Web page and app entries
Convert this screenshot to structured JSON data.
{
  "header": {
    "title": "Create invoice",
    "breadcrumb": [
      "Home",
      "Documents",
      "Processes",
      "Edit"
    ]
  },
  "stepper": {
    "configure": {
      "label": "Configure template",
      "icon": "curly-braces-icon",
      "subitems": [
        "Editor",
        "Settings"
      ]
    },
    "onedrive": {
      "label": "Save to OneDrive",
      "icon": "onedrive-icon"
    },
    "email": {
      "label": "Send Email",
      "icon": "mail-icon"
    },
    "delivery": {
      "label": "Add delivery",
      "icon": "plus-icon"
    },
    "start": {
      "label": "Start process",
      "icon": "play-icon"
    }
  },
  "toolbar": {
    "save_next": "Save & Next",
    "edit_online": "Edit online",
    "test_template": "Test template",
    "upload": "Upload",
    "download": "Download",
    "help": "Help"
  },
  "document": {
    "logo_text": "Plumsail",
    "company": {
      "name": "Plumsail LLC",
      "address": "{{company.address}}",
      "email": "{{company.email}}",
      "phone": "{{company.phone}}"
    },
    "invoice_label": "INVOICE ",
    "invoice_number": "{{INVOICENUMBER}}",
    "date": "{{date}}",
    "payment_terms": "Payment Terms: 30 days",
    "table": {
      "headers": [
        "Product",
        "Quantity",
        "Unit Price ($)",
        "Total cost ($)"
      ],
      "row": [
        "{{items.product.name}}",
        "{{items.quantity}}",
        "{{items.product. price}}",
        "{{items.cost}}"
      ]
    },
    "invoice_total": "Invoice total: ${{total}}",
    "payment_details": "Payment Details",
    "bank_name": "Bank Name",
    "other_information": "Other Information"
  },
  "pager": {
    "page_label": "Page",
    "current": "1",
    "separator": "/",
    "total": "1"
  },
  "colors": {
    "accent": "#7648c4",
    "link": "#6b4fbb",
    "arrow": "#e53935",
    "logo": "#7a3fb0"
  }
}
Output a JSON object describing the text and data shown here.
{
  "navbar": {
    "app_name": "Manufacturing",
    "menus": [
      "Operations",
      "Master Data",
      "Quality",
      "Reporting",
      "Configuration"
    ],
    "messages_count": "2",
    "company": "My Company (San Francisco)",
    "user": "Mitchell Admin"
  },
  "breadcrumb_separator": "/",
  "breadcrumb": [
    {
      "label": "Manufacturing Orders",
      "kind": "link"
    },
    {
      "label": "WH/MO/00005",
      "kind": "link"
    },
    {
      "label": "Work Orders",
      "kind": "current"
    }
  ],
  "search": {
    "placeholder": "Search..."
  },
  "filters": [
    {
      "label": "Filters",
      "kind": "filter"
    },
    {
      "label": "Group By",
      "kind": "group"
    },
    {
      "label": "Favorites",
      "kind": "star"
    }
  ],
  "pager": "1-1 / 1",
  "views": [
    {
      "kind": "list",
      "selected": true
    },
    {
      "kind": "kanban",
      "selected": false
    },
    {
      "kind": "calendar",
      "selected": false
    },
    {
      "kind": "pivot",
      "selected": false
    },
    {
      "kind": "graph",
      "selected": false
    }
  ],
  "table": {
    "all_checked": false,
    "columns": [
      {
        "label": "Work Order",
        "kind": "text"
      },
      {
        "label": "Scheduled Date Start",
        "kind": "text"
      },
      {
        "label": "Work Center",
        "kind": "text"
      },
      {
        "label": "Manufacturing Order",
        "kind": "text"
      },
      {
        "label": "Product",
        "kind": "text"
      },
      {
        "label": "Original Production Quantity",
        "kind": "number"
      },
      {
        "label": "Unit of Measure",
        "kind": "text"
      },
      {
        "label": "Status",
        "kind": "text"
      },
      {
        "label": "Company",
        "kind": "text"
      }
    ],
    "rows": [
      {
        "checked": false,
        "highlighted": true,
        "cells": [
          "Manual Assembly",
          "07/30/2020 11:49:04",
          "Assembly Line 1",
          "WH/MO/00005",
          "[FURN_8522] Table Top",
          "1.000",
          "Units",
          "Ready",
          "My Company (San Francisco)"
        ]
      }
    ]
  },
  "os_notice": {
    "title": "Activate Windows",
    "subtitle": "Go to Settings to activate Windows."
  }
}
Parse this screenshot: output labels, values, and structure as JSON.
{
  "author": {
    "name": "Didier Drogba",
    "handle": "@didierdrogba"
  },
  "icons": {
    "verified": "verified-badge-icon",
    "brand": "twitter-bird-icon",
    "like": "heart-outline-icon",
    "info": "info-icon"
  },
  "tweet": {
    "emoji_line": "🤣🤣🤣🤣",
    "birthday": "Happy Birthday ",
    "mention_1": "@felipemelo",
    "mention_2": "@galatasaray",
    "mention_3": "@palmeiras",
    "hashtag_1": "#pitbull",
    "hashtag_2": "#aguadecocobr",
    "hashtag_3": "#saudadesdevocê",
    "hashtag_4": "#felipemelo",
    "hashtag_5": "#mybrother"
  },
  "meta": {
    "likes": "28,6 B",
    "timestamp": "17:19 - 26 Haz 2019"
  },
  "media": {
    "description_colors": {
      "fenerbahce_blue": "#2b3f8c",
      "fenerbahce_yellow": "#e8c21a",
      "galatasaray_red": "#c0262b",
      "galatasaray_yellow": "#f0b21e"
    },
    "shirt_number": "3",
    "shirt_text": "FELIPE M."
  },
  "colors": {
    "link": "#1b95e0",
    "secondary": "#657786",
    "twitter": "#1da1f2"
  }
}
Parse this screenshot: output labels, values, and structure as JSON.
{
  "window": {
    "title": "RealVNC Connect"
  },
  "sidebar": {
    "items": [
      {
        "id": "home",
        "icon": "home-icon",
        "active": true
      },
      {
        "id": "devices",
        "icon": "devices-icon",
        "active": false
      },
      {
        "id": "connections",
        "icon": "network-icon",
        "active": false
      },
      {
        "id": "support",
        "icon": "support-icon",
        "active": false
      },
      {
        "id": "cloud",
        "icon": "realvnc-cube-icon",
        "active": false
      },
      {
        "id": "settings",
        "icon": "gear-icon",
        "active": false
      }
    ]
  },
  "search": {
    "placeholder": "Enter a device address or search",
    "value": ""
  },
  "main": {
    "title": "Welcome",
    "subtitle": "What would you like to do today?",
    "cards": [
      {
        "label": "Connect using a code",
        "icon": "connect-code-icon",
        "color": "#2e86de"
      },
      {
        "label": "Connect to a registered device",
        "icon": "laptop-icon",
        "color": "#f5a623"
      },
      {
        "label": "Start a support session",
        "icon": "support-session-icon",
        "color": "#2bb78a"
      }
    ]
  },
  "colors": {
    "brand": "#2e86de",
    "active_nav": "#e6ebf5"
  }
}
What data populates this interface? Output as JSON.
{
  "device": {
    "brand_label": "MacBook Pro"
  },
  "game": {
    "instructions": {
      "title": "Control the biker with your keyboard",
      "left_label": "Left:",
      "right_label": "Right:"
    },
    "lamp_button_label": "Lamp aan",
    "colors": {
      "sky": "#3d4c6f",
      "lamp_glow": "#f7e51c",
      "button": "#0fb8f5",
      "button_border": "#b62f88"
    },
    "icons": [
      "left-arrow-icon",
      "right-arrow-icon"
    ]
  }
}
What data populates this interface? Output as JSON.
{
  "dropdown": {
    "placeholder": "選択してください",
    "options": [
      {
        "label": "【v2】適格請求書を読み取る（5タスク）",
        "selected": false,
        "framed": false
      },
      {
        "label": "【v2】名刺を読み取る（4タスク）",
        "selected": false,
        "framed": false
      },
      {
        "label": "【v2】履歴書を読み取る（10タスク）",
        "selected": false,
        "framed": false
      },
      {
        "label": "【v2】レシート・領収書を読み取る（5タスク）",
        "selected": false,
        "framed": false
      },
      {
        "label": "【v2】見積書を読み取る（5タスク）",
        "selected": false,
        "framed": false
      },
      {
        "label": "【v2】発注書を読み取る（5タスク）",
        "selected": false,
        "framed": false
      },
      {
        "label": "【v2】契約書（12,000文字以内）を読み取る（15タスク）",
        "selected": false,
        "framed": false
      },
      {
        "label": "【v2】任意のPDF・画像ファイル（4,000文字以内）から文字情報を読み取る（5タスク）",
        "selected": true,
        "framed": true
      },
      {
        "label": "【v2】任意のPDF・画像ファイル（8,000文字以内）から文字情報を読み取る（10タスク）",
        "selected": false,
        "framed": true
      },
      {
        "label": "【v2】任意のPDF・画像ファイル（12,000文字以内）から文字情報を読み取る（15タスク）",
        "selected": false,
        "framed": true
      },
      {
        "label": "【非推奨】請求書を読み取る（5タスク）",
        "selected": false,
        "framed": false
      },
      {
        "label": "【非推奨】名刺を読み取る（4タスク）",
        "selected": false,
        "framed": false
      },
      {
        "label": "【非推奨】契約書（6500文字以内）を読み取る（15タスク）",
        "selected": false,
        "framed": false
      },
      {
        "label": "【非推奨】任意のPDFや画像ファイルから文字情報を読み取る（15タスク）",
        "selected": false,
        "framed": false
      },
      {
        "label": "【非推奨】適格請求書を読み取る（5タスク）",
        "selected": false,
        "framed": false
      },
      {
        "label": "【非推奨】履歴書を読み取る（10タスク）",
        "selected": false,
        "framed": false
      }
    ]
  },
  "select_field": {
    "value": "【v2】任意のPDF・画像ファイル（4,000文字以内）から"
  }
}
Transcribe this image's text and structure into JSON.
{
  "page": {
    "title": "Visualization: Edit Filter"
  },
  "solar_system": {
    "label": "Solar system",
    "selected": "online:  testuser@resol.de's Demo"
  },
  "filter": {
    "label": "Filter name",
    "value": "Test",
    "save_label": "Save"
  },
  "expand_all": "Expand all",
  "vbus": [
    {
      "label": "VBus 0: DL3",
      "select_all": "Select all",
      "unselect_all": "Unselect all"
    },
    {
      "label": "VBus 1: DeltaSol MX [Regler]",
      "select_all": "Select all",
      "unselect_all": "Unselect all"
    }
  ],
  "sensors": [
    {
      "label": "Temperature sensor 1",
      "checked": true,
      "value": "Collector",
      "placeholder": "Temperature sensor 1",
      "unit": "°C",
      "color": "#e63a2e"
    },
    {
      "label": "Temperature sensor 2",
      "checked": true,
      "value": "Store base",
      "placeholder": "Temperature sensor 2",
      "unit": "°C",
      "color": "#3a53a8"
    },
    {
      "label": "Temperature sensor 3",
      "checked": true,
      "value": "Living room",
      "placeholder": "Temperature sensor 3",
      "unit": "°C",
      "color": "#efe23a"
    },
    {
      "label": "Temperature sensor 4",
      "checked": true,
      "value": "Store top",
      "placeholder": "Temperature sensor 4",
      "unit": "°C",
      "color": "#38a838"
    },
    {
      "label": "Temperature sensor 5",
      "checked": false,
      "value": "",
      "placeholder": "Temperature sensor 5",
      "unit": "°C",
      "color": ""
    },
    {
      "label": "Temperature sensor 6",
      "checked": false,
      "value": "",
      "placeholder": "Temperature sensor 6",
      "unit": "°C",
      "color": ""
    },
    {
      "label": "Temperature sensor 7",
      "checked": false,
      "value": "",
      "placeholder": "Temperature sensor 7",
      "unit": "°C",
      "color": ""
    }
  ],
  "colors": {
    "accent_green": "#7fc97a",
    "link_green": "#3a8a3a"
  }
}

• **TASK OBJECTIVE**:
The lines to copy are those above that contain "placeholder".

• **EXERCISE ANSWER**:
    "placeholder": "Search..."
    "placeholder": "Enter a device address or search",
    "placeholder": "選択してください",
      "placeholder": "Temperature sensor 1",
      "placeholder": "Temperature sensor 2",
      "placeholder": "Temperature sensor 3",
      "placeholder": "Temperature sensor 4",
      "placeholder": "Temperature sensor 5",
      "placeholder": "Temperature sensor 6",
      "placeholder": "Temperature sensor 7",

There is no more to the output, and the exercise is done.